The U.S. Supreme Court ruled last week that New York’s gun licensing system, “which issues public-carry licenses only when an applicant demonstrates a special need for self-defense,” violates the Second Amendment.
This decision comes as we grapple with a spate of mass shootings in our nation, including the devastating Buffalo and Uvalde massacres. It also raises questions about safety at the polls.
While the decision in New York State Rifle & Pistol Association, Inc. v. Bruen unequivocally allows states to protect poll workers at polling places — a laudable development — Justice Clarence Thomas’ discussion about “sensitive places” in the majority opinion nonetheless raises concerns.
He writes, “Although we have no occasion to comprehensively define ‘sensitive places’ in this case, we do think respondents err in their attempt to characterize New York’s proper-cause requirement as a ‘sensitive-place’ law.”
The Court’s decision highlights polling places as an example of a sensitive place where guns can be restricted. This logic should naturally extend to include the full list of places where the work of our democracy is carried out, such as County Boards of Elections offices and canvassing sites. But by not deliberately and “comprehensively” defining sensitive places to include these locations, many states may not interpret the Court’s decision to include them. This omission could put election officials and the voters they serve at further risk.

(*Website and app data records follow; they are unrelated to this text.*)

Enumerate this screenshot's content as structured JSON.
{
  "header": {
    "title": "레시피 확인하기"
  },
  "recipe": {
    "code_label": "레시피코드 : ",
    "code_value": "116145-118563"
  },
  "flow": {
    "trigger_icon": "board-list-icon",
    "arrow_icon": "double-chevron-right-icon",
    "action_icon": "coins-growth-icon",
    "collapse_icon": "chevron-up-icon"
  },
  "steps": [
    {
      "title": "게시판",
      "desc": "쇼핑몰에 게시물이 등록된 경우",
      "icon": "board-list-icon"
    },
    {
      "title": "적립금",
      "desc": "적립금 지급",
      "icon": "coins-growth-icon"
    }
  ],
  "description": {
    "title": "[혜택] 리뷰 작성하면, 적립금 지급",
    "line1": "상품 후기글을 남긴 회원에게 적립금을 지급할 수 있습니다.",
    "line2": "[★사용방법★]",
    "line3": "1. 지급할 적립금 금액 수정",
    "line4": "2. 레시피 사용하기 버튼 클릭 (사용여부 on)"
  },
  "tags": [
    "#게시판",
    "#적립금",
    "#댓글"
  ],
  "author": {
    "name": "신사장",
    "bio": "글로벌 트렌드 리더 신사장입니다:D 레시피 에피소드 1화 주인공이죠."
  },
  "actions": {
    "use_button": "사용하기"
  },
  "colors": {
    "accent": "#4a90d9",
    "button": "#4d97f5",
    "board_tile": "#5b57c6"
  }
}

“Our democracy doesn’t just happen at polling places — look at the testimony of the poll workers at this week’s January 6th hearing,” said SCSJ Co- Executive Director and Chief Counsel for Voting Rights Allison J. Riggs. “A ruling that hamstrings the ability of states to protect the people who run elections does just as much to risk the safety of voters and our democracy as a whole. We will continue fighting for states to implement policies ensuring our democratic systems are protected.”